Strong clinical leadership is associated with better outcomes of care for patients, we know this. Clinical credibility and competency are key; however, these skills need to be accompanied by effective leadership which is crucial to deliver an excellent service in a different way to previously.

The scale of change proposed by the new care models requires leadership capability across the system. Thinking needs to be focussed on population health and creating true integration of the health and social care system that can be sustained for future generations.

Skill development

To accomplish these goals, clinicians will need to be supported in developing skills in service improvement and transformation to ensure we are producing quality services. This will require systems thinking outside of conventional boundaries and ensuring collaborative working.

Nick Timmins’ report for The King’s Fund highlighted that leaders need to be able to work across complex systems and be able to break down organisational barriers in order to achieve success.

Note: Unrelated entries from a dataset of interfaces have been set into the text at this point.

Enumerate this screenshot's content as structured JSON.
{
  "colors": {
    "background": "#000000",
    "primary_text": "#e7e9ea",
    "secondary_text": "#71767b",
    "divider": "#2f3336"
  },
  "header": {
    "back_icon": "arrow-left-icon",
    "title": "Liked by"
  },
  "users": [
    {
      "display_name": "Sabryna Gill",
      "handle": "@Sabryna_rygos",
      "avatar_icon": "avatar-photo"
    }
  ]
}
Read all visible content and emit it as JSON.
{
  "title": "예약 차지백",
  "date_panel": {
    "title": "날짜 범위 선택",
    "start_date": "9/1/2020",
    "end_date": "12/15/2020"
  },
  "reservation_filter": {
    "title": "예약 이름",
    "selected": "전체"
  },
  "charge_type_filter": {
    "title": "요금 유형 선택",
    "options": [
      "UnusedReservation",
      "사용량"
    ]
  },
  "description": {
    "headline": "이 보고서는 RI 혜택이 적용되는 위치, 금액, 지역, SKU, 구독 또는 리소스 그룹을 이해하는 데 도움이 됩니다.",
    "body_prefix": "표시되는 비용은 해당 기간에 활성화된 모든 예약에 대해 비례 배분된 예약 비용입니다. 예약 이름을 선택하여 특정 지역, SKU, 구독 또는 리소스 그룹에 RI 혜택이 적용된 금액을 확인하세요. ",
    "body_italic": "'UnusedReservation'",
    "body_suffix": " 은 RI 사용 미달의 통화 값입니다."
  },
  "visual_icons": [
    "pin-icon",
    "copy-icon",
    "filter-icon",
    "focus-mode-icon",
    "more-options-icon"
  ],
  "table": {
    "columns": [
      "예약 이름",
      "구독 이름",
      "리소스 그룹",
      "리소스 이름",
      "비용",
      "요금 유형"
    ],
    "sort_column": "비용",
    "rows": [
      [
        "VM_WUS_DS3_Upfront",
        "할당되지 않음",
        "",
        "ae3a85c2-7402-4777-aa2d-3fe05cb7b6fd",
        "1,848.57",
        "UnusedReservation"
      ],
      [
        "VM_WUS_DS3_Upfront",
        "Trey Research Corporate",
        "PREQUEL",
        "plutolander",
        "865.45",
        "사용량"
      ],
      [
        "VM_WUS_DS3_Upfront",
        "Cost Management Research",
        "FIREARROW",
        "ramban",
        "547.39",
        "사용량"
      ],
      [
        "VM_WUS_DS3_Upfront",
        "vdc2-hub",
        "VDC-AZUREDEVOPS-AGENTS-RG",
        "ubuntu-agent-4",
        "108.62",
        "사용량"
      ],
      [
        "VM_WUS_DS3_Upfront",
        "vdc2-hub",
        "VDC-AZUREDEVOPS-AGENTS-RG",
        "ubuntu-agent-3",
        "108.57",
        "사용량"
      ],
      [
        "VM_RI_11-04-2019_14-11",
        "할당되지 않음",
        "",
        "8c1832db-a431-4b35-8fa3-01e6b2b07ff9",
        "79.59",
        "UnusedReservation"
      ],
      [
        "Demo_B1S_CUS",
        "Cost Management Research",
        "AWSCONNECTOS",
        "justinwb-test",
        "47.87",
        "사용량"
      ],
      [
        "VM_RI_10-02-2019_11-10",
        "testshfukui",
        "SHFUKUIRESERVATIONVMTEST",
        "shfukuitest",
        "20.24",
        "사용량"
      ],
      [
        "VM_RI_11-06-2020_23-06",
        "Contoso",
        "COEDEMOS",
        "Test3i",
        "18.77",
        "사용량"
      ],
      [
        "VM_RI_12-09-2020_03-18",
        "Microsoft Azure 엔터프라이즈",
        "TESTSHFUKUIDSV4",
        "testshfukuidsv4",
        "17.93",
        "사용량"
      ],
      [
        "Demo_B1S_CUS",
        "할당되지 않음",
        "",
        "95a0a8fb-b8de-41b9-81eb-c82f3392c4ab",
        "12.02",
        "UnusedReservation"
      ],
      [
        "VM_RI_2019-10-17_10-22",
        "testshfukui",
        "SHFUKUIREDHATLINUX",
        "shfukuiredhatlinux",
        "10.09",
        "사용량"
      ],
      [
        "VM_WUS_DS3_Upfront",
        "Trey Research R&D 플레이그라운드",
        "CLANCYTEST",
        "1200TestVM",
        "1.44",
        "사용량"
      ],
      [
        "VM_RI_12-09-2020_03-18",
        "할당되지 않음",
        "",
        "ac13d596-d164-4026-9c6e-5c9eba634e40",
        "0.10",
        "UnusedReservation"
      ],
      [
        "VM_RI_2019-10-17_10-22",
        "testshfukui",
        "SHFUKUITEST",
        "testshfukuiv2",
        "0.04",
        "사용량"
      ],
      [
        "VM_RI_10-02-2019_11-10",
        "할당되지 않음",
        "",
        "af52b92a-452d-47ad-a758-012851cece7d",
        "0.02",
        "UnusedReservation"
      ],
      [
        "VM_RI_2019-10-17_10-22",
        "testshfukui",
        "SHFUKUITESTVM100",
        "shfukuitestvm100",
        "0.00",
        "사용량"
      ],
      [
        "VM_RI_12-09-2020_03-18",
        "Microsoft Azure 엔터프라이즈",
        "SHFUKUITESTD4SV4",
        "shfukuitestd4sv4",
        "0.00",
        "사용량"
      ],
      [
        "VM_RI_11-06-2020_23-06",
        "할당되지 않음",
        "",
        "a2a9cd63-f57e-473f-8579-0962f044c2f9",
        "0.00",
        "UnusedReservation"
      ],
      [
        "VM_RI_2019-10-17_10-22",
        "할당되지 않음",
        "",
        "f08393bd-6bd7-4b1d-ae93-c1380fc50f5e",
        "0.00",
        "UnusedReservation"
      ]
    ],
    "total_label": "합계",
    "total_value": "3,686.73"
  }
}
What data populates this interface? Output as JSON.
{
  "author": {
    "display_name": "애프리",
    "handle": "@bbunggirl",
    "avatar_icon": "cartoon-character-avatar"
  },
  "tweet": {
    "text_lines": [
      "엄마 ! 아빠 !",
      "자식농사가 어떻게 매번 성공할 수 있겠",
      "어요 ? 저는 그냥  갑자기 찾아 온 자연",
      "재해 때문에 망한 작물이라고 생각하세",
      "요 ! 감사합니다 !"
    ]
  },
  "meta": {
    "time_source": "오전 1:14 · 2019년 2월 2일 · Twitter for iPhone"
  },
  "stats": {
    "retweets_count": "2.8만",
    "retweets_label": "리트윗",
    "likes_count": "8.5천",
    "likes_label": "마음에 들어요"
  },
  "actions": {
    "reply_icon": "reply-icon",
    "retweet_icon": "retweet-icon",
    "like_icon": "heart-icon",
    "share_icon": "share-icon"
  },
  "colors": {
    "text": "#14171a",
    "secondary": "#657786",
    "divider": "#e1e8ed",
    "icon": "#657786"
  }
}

To really drive change, leaders need to have the capability to be bold in terms of innovative solutions to problems and ensure that they can empower others to do the same.

‘It requires systems thinking outside of conventional boundaries’

During the vanguard workshops (where the 29 vanguards were chosen), it was incredible to see the extraordinary levels of clinical leadership that was clearly fundamental to many of the bids being presented. It is this bold vision; determination and innovation that will truly ensure the care models outlined in the forward view are delivered in practice.

Forming a network

The key values of the new care models care team are based around four principles: clinical engagement, patient involvement, local ownership and national support.

Supporting and developing leadership capability within vanguards will include a community of practice so that vanguards can share ideas and good practice. This is what they have told us they want. 

‘The new care models put clinicians at the centre of health and social care’

Leaders throughout the system will be offered support in development and coaching to enhance their capabilities and a clinical leadership network will allow emerging leaders to be identified and supported to form another layer of expertise within the system. Importantly, we need to work together to capture the enthusiasm of many and ensure ideas, however large or small, ultimately work not just for the vanguards but across the NHS as a whole.

Einstein said: “If you always do what you always did, you will always get what you always got”. Now is the time to change this sentiment and use the opportunity presented in the forward view to truly revolutionise the way healthcare is provided in the NHS.

The new care models put clinicians at the centre of health and social care where they will be well placed to lead innovation and system transformation in order to deliver the best possible care for patients. There is significant support throughout the NHS to back the bold ambitions of the new models of care and it is absolutely an incredibly exciting time to be a clinician within the service.

Samantha Jones is director of new models of care at NHS England and a member of the judging panel for HSJ Clinical Leaders 2015; and Saira Ghafur is clinical fellow to Sir Bruce Keogh at NHS England